Designed to bring together diplomats, UN officials and representatives of civil society in an informal setting, the meetings have created an important venue for the free exchange of ideas as governments consider how to replace the much-acclaimed Millennium Development Goals (MDGs), which expire in 2015.
In each session, public remarks were offered by specialists on a given topic, followed by a general, off-the-record discussion, using Chatham House Rules, which allow remarks to be recorded but not attributed. As of December 2014, there have been 22 such meetings since July 2012.
"The main purpose of these meetings has been to create a space for dialogue that also allows diplomats and civil society to talk freely and also to listen," said Cristina Diez, the main representative to the United Nations of ATD Fourth World.
"We feel we have succeeded. People give opinions in a free way where everyone can think about them and see the merits and bring points about how these ideas may be implemented.
"Another thing is we do it regularly. I haven't seen any other space at the UN like this. There are many meetings with panels or roundtables. But most of the time is for speakers to give their point of view. There is very little time for dialogue.
"We have had very supportive feedback. One diplomat said: 'This is a space where I can listen to ideas without anyone trying to sell me anything or convince me that I have to do this or that.'" said Ms. Diez.
October 2013: Financial requirements
In October 2013, the meeting explored how the world can meet the financial requirements for a new post-2015 development agenda.
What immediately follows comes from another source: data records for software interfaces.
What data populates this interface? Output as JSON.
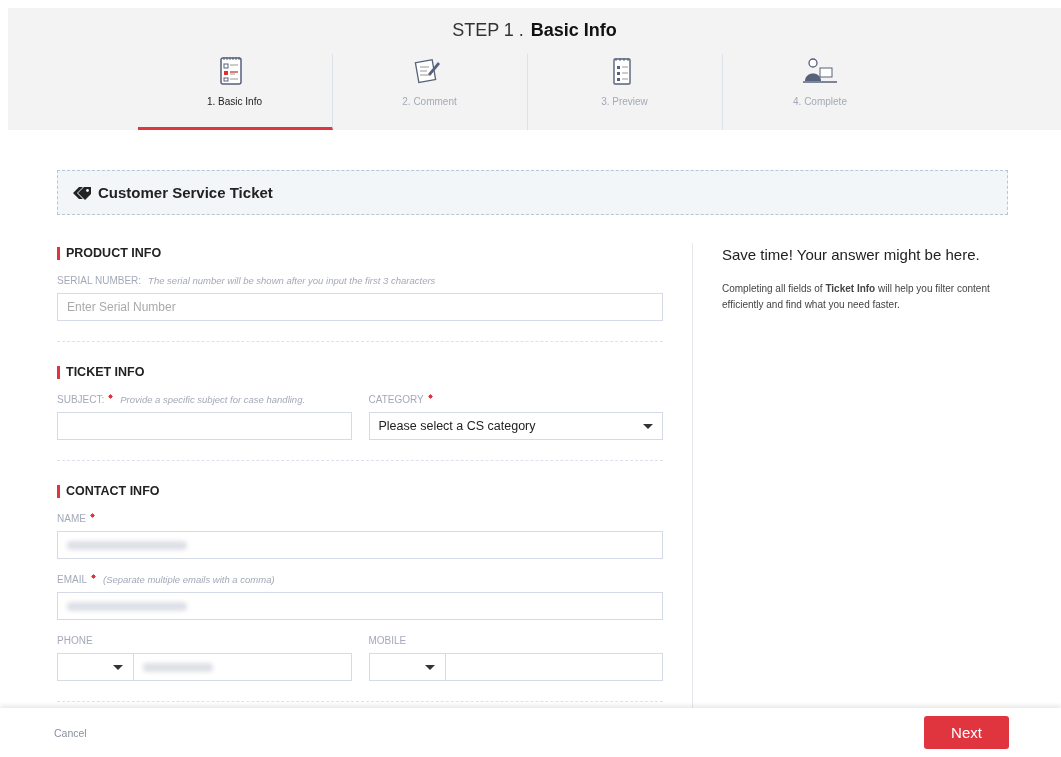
{
  "header": {
    "step_label": "STEP 1 .",
    "step_title": "Basic Info"
  },
  "steps": [
    {
      "label": "1. Basic Info",
      "selected": true,
      "kind": "form"
    },
    {
      "label": "2. Comment",
      "selected": false,
      "kind": "note"
    },
    {
      "label": "3. Preview",
      "selected": false,
      "kind": "list"
    },
    {
      "label": "4. Complete",
      "selected": false,
      "kind": "person"
    }
  ],
  "banner": {
    "title": "Customer Service Ticket"
  },
  "sections": [
    {
      "title": "PRODUCT INFO",
      "rows": [
        [
          {
            "kind": "text",
            "label": "SERIAL NUMBER:",
            "required": false,
            "hint": "The serial number will be shown after you input the first 3 characters",
            "placeholder": "Enter Serial Number"
          }
        ]
      ]
    },
    {
      "title": "TICKET INFO",
      "rows": [
        [
          {
            "kind": "text",
            "label": "SUBJECT:",
            "required": true,
            "hint": "Provide a specific subject for case handling."
          },
          {
            "kind": "select",
            "label": "CATEGORY",
            "required": true,
            "value": "Please select a CS category"
          }
        ]
      ]
    },
    {
      "title": "CONTACT INFO",
      "rows": [
        [
          {
            "kind": "text",
            "label": "NAME",
            "required": true,
            "redacted": true
          }
        ],
        [
          {
            "kind": "text",
            "label": "EMAIL",
            "required": true,
            "hint": "(Separate multiple emails with a comma)",
            "redacted": true
          }
        ],
        [
          {
            "kind": "phone",
            "label": "PHONE",
            "required": false,
            "redacted": true
          },
          {
            "kind": "phone",
            "label": "MOBILE",
            "required": false,
            "redacted": false
          }
        ]
      ]
    }
  ],
  "aside": {
    "title": "Save time! Your answer might be here.",
    "body": "Completing all fields of **Ticket Info** will help you filter content efficiently and find what you need faster."
  },
  "footer": {
    "cancel": "Cancel",
    "next": "Next"
  }
}
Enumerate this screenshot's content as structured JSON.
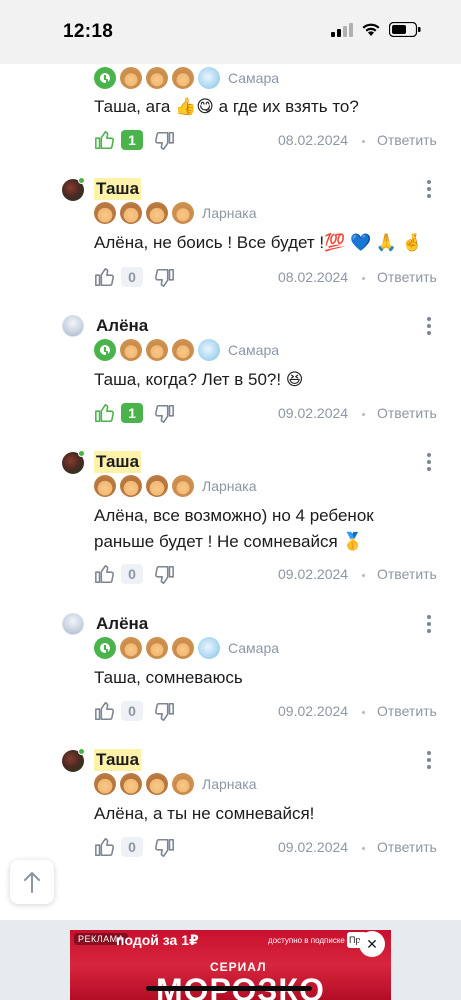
{
  "status_bar": {
    "time": "12:18"
  },
  "comments": [
    {
      "author": "",
      "highlight": false,
      "avatar": "alena",
      "badges": [
        "clock",
        "girl",
        "girl",
        "girl",
        "cloud"
      ],
      "city": "Самара",
      "text": "Таша, ага 👍😋 а где их взять то?",
      "count": "1",
      "count_active": true,
      "date": "08.02.2024",
      "reply": "Ответить"
    },
    {
      "author": "Таша",
      "highlight": true,
      "avatar": "tasha",
      "badges": [
        "boy",
        "boy",
        "boy",
        "girl"
      ],
      "city": "Ларнака",
      "text": "Алёна, не боись ! Все будет !💯 💙 🙏 🤞",
      "count": "0",
      "count_active": false,
      "date": "08.02.2024",
      "reply": "Ответить"
    },
    {
      "author": "Алёна",
      "highlight": false,
      "avatar": "alena",
      "badges": [
        "clock",
        "girl",
        "girl",
        "girl",
        "cloud"
      ],
      "city": "Самара",
      "text": "Таша, когда? Лет в 50?! 😆",
      "count": "1",
      "count_active": true,
      "date": "09.02.2024",
      "reply": "Ответить"
    },
    {
      "author": "Таша",
      "highlight": true,
      "avatar": "tasha",
      "badges": [
        "boy",
        "boy",
        "boy",
        "girl"
      ],
      "city": "Ларнака",
      "text": "Алёна, все возможно) но 4 ребенок раньше будет ! Не сомневайся 🥇",
      "count": "0",
      "count_active": false,
      "date": "09.02.2024",
      "reply": "Ответить"
    },
    {
      "author": "Алёна",
      "highlight": false,
      "avatar": "alena",
      "badges": [
        "clock",
        "girl",
        "girl",
        "girl",
        "cloud"
      ],
      "city": "Самара",
      "text": "Таша, сомневаюсь",
      "count": "0",
      "count_active": false,
      "date": "09.02.2024",
      "reply": "Ответить"
    },
    {
      "author": "Таша",
      "highlight": true,
      "avatar": "tasha",
      "badges": [
        "boy",
        "boy",
        "boy",
        "girl"
      ],
      "city": "Ларнака",
      "text": "Алёна, а ты не сомневайся!",
      "count": "0",
      "count_active": false,
      "date": "09.02.2024",
      "reply": "Ответить"
    }
  ],
  "ad": {
    "label": "РЕКЛАМА",
    "headline": "подой за 1₽",
    "subline": "доступно в подписке",
    "cta": "При",
    "series_label": "СЕРИАЛ",
    "title": "МОРОЗКО"
  },
  "colors": {
    "accent_green": "#4bb34b",
    "muted": "#8d96a3",
    "highlight": "#fdf2a8",
    "ad_red": "#c8102e"
  }
}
Eduardo Galvez, deputy permanent representative of Chile to the UN, and Shari Spiegel of the UN Department of Economic and Social Affairs were featured speakers on 22 October.
They issued a broad plea for new mechanisms to finance the next set of goals, adding that such mechanisms should ultimately focus on creating enabling environments at the domestic and international levels to facilitate long term sustainable economic growth.
"We live in a globalized world and you need an international enabling environment," said Mr. Galvez. "And that means some changes with regard to trade and investment."
Both also emphasized the importance of creating incentives to help shift investors from short-term to long-term thinking.
"We need good governance, we need good institutions, we need the rule of law, and we need a strong policy framework," said Ms. Siegel. She said institutional investors, with some $85 trillion in assets at their disposal, won't invest in sustainable development unless there is a solid framework domestically and internationally to mitigate risk.
Participants said there is a need to change fundamentally patterns of consumption and production, because the world is now understood as finite in its resources, and it is clear humanity is "over-consuming."
November 2013: Partnerships in a changing world
In November 2013, the dialogue explored the kinds of new partnerships that will be needed after 2015, especially in view of the changing relationships between donors and recipients in a more globalized world.
Ambassador Jean-Francis Regis Zinsou, permanent representative of the Republic of Benin to the UN, said on 19 November that any attempt to frame a new goal along the lines of MDG 8, which calls simply for the world to "develop a global partnership for development," must take into account the fact that today "we are not talking about 'a...